With this, we began to talk as kindred spirits. I explained that I saw his contribution to the film as the element of sardonic humor that would make it less stuffy, and more of an amusing and outrageous viewing experience. Theodore confided to me some of his professional disappointments, which had made him wary of approaches like mine, adding "but you seem to be a good fellow." He invited me to come to New York and see one of his performances, which took place every weekend; I wish I had been able to do so. He had recently injured his leg and warned me that travelling to Chicago (where MPI was/is based) might be a problem, and that a traveling companion would have to accompany him if travel was essential. I believe we discussed his financial terms for two days of work, but I don't remember them.

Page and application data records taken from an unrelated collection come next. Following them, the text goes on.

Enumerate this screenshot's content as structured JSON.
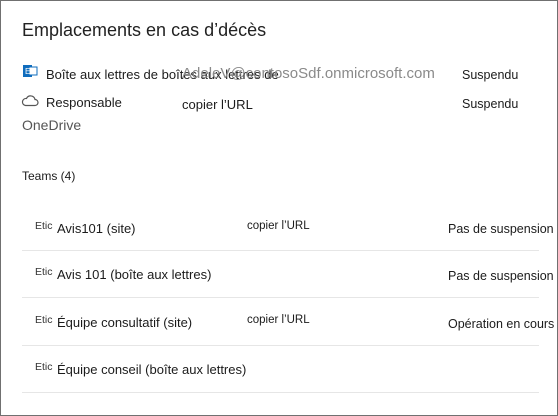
{
  "title": "Emplacements en cas d’décès",
  "locations": {
    "mailbox": {
      "icon": "exchange-icon",
      "label": "Boîte aux lettres de boîtes aux lettres de",
      "email": "AdeleV@contosoSdf.onmicrosoft.com",
      "status": "Suspendu"
    },
    "onedrive": {
      "icon": "cloud-icon",
      "label": "Responsable",
      "label_cont": "OneDrive",
      "url_label": "copier l’URL",
      "status": "Suspendu"
    }
  },
  "teams": {
    "header": "Teams (4)",
    "rows": [
      {
        "prefix": "Etic",
        "name": "Avis101 (site)",
        "url_label": "copier l’URL",
        "status": "Pas de suspension"
      },
      {
        "prefix": "Etic",
        "name": "Avis 101 (boîte aux lettres)",
        "url_label": "",
        "status": "Pas de suspension"
      },
      {
        "prefix": "Etic",
        "name": "Équipe consultatif (site)",
        "url_label": "copier l’URL",
        "status": "Opération en cours"
      },
      {
        "prefix": "Etic",
        "name": "Équipe conseil (boîte aux lettres)",
        "url_label": "",
        "status": ""
      }
    ]
  },
  "colors": {
    "exchange_blue": "#0f6cbd",
    "border": "#707070",
    "separator": "#e6e6e6",
    "ghost_text": "#8a8a8a"
  }
}
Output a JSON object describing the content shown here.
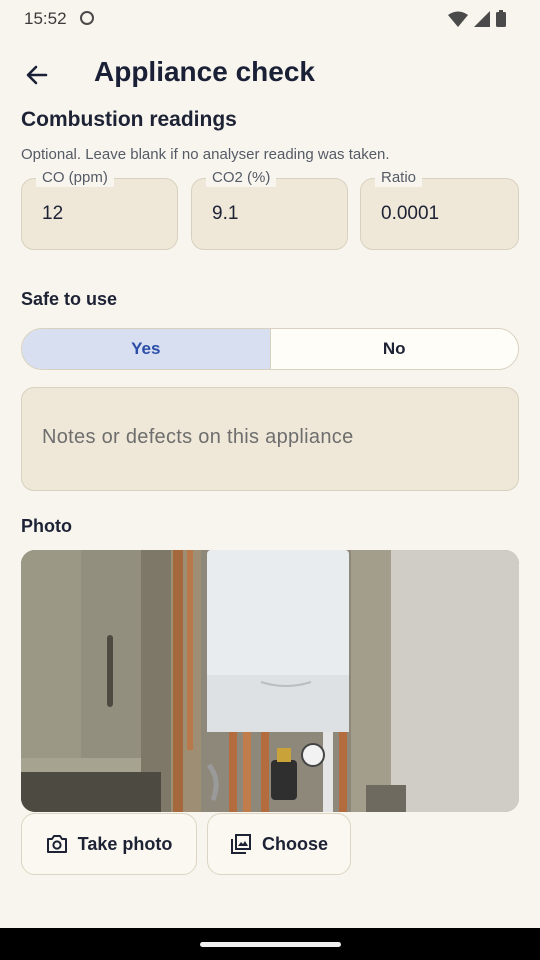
{
  "status_bar": {
    "time": "15:52"
  },
  "header": {
    "title": "Appliance check"
  },
  "combustion": {
    "title": "Combustion readings",
    "helper": "Optional. Leave blank if no analyser reading was taken.",
    "fields": [
      {
        "label": "CO (ppm)",
        "value": "12"
      },
      {
        "label": "CO2 (%)",
        "value": "9.1"
      },
      {
        "label": "Ratio",
        "value": "0.0001"
      }
    ]
  },
  "safe_to_use": {
    "title": "Safe to use",
    "yes_label": "Yes",
    "no_label": "No",
    "selected": "Yes"
  },
  "notes": {
    "placeholder": "Notes or defects on this appliance"
  },
  "photo": {
    "title": "Photo",
    "take_label": "Take photo",
    "choose_label": "Choose"
  },
  "colors": {
    "background": "#f8f5ee",
    "field_fill": "#efe8d8",
    "selected_segment": "#d7dff1",
    "selected_text": "#2a4da8"
  }
}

The next and last time I spoke to Theodore was when I had to inform him that the project had fallen through. I didn't want to leave him hanging, as some others who had approached him and raised his hopes had done. He was pleased that I called him back, and to my surprise and gratification, he ended up consoling me... and we ended up talking about life and business and literature and philosophy for the better part of 90 minutes. I will always regret that I didn't record our conversations, especially this one, but I didn't anticipate how special they would be or that they would last so long. He loved to talk, and I loved talking with him. Unfortunately, this last call was predicated on the fact that we wouldn't be working together, and I had no other valid reason to call him; I imagined that I would only be wasting his time. In retrospect, I think he might have welcomed a friendship, but I was probably too much of a fan for that to work. It's difficult to be friends with someone whose work you admire to the point of being endlessly curious about it; most people get tired of talking about their work eventually. (I can remember David Cronenberg's wife Carolyn once chiding us because we seemed to have so little to say to one another outside of a Q&A. Strange, but true.)

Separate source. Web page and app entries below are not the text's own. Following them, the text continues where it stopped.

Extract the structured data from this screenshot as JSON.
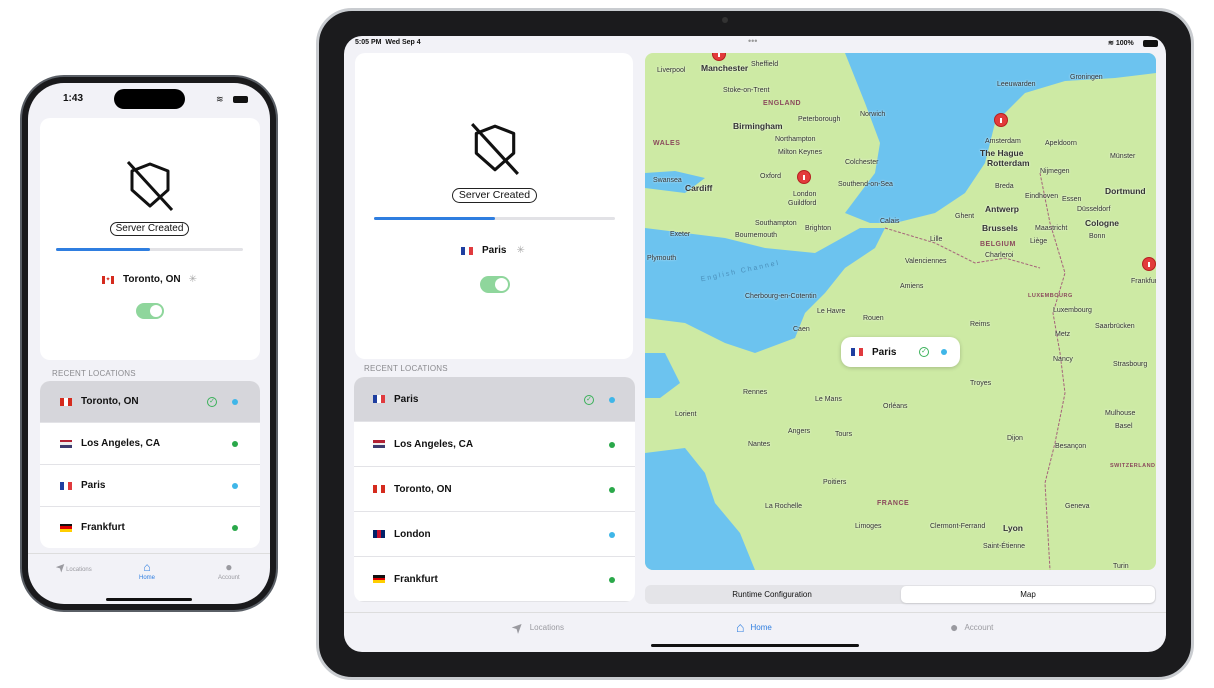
{
  "phone": {
    "status": {
      "time": "1:43"
    },
    "status_label": "Server Created",
    "progress": 0.5,
    "current_location": {
      "name": "Toronto, ON",
      "flag": "CA"
    },
    "vpn_toggle": true,
    "section_title": "RECENT LOCATIONS",
    "recent": [
      {
        "name": "Toronto, ON",
        "flag": "CA",
        "selected": true,
        "connected_check": true,
        "dot": "#3fb6e8"
      },
      {
        "name": "Los Angeles, CA",
        "flag": "US",
        "dot": "#2aa84a"
      },
      {
        "name": "Paris",
        "flag": "FR",
        "dot": "#3fb6e8"
      },
      {
        "name": "Frankfurt",
        "flag": "DE",
        "dot": "#2aa84a"
      }
    ],
    "tabs": [
      {
        "label": "Locations",
        "icon": "location-arrow-icon"
      },
      {
        "label": "Home",
        "icon": "house-icon",
        "active": true
      },
      {
        "label": "Account",
        "icon": "person-icon"
      }
    ]
  },
  "ipad": {
    "status": {
      "time": "5:05 PM",
      "date": "Wed Sep 4",
      "battery": "100%"
    },
    "status_label": "Server Created",
    "progress": 0.5,
    "current_location": {
      "name": "Paris",
      "flag": "FR"
    },
    "vpn_toggle": true,
    "section_title": "RECENT LOCATIONS",
    "recent": [
      {
        "name": "Paris",
        "flag": "FR",
        "selected": true,
        "connected_check": true,
        "dot": "#3fb6e8"
      },
      {
        "name": "Los Angeles, CA",
        "flag": "US",
        "dot": "#2aa84a"
      },
      {
        "name": "Toronto, ON",
        "flag": "CA",
        "dot": "#2aa84a"
      },
      {
        "name": "London",
        "flag": "GB",
        "dot": "#3fb6e8"
      },
      {
        "name": "Frankfurt",
        "flag": "DE",
        "dot": "#2aa84a"
      }
    ],
    "map": {
      "callout": {
        "name": "Paris",
        "flag": "FR"
      },
      "sea_label": "English Channel",
      "regions": [
        "ENGLAND",
        "WALES",
        "BELGIUM",
        "FRANCE",
        "LUXEMBOURG",
        "SWITZERLAND"
      ],
      "cities": [
        "Liverpool",
        "Manchester",
        "Sheffield",
        "Stoke-on-Trent",
        "Birmingham",
        "Peterborough",
        "Norwich",
        "Northampton",
        "Milton Keynes",
        "Colchester",
        "Oxford",
        "London",
        "Southend-on-Sea",
        "Swansea",
        "Cardiff",
        "Guildford",
        "Southampton",
        "Bournemouth",
        "Brighton",
        "Exeter",
        "Plymouth",
        "Leeuwarden",
        "Groningen",
        "Amsterdam",
        "Apeldoorn",
        "The Hague",
        "Rotterdam",
        "Nijmegen",
        "Münster",
        "Breda",
        "Eindhoven",
        "Essen",
        "Dortmund",
        "Antwerp",
        "Düsseldorf",
        "Ghent",
        "Calais",
        "Brussels",
        "Maastricht",
        "Cologne",
        "Lille",
        "Liège",
        "Bonn",
        "Charleroi",
        "Valenciennes",
        "Amiens",
        "Cherbourg-en-Cotentin",
        "Caen",
        "Le Havre",
        "Rouen",
        "Reims",
        "Metz",
        "Luxembourg",
        "Nancy",
        "Strasbourg",
        "Rennes",
        "Le Mans",
        "Orléans",
        "Troyes",
        "Tours",
        "Angers",
        "Nantes",
        "Lorient",
        "Dijon",
        "Besançon",
        "Mulhouse",
        "Basel",
        "Poitiers",
        "La Rochelle",
        "Limoges",
        "Clermont-Ferrand",
        "Lyon",
        "Geneva",
        "Saint-Étienne",
        "Turin",
        "Frankfurt",
        "Saarbrücken"
      ],
      "pins": [
        "Manchester",
        "London",
        "Amsterdam",
        "Frankfurt"
      ]
    },
    "segments": [
      {
        "label": "Runtime Configuration"
      },
      {
        "label": "Map",
        "active": true
      }
    ],
    "tabs": [
      {
        "label": "Locations",
        "icon": "location-arrow-icon"
      },
      {
        "label": "Home",
        "icon": "house-icon",
        "active": true
      },
      {
        "label": "Account",
        "icon": "person-icon"
      }
    ]
  },
  "colors": {
    "accent": "#2f7ee0",
    "toggle_on": "#8fd69c",
    "dot_blue": "#3fb6e8",
    "dot_green": "#2aa84a",
    "map_land": "#cdeaa4",
    "map_sea": "#6cc3ef"
  }
}
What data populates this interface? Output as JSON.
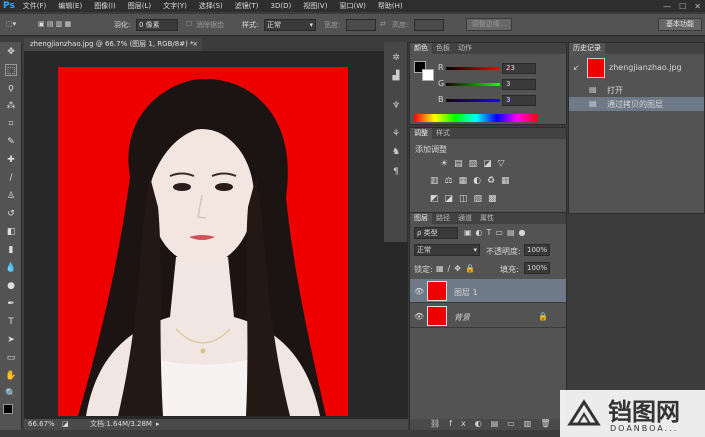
{
  "app": {
    "logo": "Ps"
  },
  "menubar": {
    "items": [
      "文件(F)",
      "编辑(E)",
      "图像(I)",
      "图层(L)",
      "文字(Y)",
      "选择(S)",
      "滤镜(T)",
      "3D(D)",
      "视图(V)",
      "窗口(W)",
      "帮助(H)"
    ]
  },
  "optbar": {
    "feather_label": "羽化:",
    "feather_value": "0 像素",
    "antialias_label": "消除锯齿",
    "style_label": "样式:",
    "style_value": "正常",
    "width_label": "宽度:",
    "height_label": "高度:",
    "refine_label": "调整边缘...",
    "workspace": "基本功能"
  },
  "document": {
    "tab_label": "zhengjianzhao.jpg @ 66.7% (图层 1, RGB/8#) *",
    "zoom": "66.67%",
    "doc_info": "文档:1.64M/3.28M"
  },
  "color_panel": {
    "tabs": [
      "颜色",
      "色板",
      "动作"
    ],
    "r_value": "23",
    "g_value": "3",
    "b_value": "3"
  },
  "adjust_panel": {
    "tabs": [
      "调整",
      "样式"
    ],
    "title": "添加调整"
  },
  "history_panel": {
    "tab": "历史记录",
    "snapshot": "zhengjianzhao.jpg",
    "items": [
      "打开",
      "通过拷贝的图层"
    ]
  },
  "layers_panel": {
    "tabs": [
      "图层",
      "路径",
      "通道",
      "属性"
    ],
    "kind_label": "类型",
    "blend_mode": "正常",
    "opacity_label": "不透明度:",
    "opacity_value": "100%",
    "lock_label": "锁定:",
    "fill_label": "填充:",
    "fill_value": "100%",
    "layers": [
      "图层 1",
      "背景"
    ]
  },
  "watermark": {
    "title": "铛图网",
    "sub": "DOANBOA..."
  },
  "colors": {
    "accent": "#31a8ff",
    "photo_bg": "#ee0000"
  }
}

Brother Theodore was one of the genuine lights of our world as he trod its crust in gloom. He died in 2001 at the incredible age of 94 -- which proves that he was exaggerating, but not by much, when he claimed on the Letterman show to be 83 or 86 years old. (As Letterman said, he could have passed for someone in his late 50s or early 60s.) I think Theodore would be amused by the fact that the IMDb reports his cause of death as "pneumoina," because he always stood in the avant garde of "sic" humor.